I remember chatting with Ben, a newer client, right in the middle of the run.
“Chris, I made 8K last week! I think I have this trading thing figured out!”
Obviously, he was doing something right, so I celebrated along with him. I was raking in some tidy profits and was ecstatic that he was too.
I knew Ben’s account size and his skill level because I was tracking his trades online.
He did nothing but tell me how much money he was making each week that we’d talk.
“At this rate, by my calculations, I’ll be able to double my account in just a few months!”
I didn’t want to dampen Ben’s enthusiasm, but I let him know that he was doing well because the market was ripe for the types of trades he liked.
Of course, something about trading, but many of his wins were pure luck.
Ben’s entered trades on set-ups that were risky at best.
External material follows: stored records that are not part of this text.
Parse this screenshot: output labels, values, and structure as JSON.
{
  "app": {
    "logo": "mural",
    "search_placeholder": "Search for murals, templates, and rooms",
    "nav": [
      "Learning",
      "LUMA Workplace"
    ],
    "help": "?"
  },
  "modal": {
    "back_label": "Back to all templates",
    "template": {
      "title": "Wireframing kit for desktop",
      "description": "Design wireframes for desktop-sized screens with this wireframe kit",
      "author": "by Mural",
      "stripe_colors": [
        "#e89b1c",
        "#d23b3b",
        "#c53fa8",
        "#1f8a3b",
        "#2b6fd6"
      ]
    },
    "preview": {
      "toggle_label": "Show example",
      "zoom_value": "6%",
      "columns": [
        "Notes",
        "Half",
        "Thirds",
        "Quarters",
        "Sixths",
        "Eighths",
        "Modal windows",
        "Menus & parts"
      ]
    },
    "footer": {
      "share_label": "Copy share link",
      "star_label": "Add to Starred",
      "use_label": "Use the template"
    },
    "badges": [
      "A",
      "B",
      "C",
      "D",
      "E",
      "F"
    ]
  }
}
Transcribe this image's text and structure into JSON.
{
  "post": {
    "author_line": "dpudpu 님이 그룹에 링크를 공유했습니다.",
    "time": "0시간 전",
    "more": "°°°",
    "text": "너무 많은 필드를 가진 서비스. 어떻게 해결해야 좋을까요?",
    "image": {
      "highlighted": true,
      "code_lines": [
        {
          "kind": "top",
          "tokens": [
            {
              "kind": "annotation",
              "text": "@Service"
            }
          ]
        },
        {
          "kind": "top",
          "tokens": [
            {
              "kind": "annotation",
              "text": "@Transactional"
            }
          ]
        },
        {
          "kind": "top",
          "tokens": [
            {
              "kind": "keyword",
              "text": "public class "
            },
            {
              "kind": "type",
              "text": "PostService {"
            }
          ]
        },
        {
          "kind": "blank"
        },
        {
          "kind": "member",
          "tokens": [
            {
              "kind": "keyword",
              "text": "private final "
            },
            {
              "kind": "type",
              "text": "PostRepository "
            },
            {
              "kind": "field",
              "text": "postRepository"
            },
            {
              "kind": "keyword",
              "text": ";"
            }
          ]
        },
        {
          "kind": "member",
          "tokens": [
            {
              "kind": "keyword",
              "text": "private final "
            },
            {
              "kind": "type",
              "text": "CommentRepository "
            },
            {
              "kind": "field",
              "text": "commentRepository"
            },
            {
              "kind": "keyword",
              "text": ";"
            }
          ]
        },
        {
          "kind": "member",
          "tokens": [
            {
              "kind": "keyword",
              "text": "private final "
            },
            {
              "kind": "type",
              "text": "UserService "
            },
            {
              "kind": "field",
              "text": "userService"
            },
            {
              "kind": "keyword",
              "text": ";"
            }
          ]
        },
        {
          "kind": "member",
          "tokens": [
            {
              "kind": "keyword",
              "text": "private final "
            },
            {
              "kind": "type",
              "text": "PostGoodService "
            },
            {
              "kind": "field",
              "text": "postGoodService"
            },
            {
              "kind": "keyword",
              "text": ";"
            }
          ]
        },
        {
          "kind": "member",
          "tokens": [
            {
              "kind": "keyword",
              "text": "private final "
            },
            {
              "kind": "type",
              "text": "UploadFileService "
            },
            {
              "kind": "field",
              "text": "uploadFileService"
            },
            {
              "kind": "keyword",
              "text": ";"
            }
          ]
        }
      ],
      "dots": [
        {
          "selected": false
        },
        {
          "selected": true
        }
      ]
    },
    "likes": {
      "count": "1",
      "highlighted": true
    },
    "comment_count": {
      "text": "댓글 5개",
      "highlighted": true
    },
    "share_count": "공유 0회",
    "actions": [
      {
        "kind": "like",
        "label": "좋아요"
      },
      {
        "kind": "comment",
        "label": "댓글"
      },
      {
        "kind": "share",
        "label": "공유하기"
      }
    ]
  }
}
And his positions were oversized – some were a full 10% of his account.
A whole week without a single loss convinced him he was unstoppable.
I tried to warn Ben about the volatility of February and March – sudden gap downs, sucker rallies, and unforeseeable, face-ripping reversals.
“People say trading is hard. What do they know? It’s only taken me two months to be a pro.”
Honestly, I had to stifle a laugh when I heard that. I knew what was going to happen. I felt like Cassandra, cursed to see the future but never be believed.
Ben was falling prey to two significant cognitive biases – traps you must avoid if you’re going to stay solvent.
The first is the recency bias, and the second, the hot hands fallacy.
The average trader will give much more weight to recent events than historical ones.
It’s this tendency that behavioral finance, the psychological study of markets, calls recency bias. Naïve traders assume that whatever the market has done recently, it will continue to do in perpetuity.
Believing this will bleed your account dry.
You have to know when to switch tactics. And this requires understanding what trade types work best in which markets and on what underlying stocks.
Ben also fell prey to another psychological trap – the hot hands fallacy.
Just as he thought the market was never going to change, he had so many wins in a row he felt invincible.
Were the market a craps table, Ben would have kept rolling and doubling down.
Why would you pass the dice when they’re on fire?
Traders who don’t respect probability always end up take a lot of pain when a trade goes wrong.
Ben mistook his luck for skill so it was only a matter of time before the inevitable happened.
I’m not trying to scare you away from trading.
I want you to find which faulty beliefs and biases are undermining your success. With a bit of introspection, you can fix them.
Ben eventually got over his exuberance, when a natural three-day pullback wiped out half his account.
All of his profits and then some.
Fortunately he didn’t go broke, and he’s come out of the drawdown a much wiser and more cautious trader.
Some lessons are expensive. I know because I’ve paid for them in the past.
My job is to help you avoid my mistakes and shorten the learning curve. But there will always be a Ben out there who has to learn the hard way.
Listen to me, or let the market teach you.
There are really only two choices, and I promise you that the first is much less expensive.
P.S. My colleague Dr. Kent Moors just used his successful Sigma Trader system to take a 100% gain on SPCE. Click here to find out more about this powerful trading system.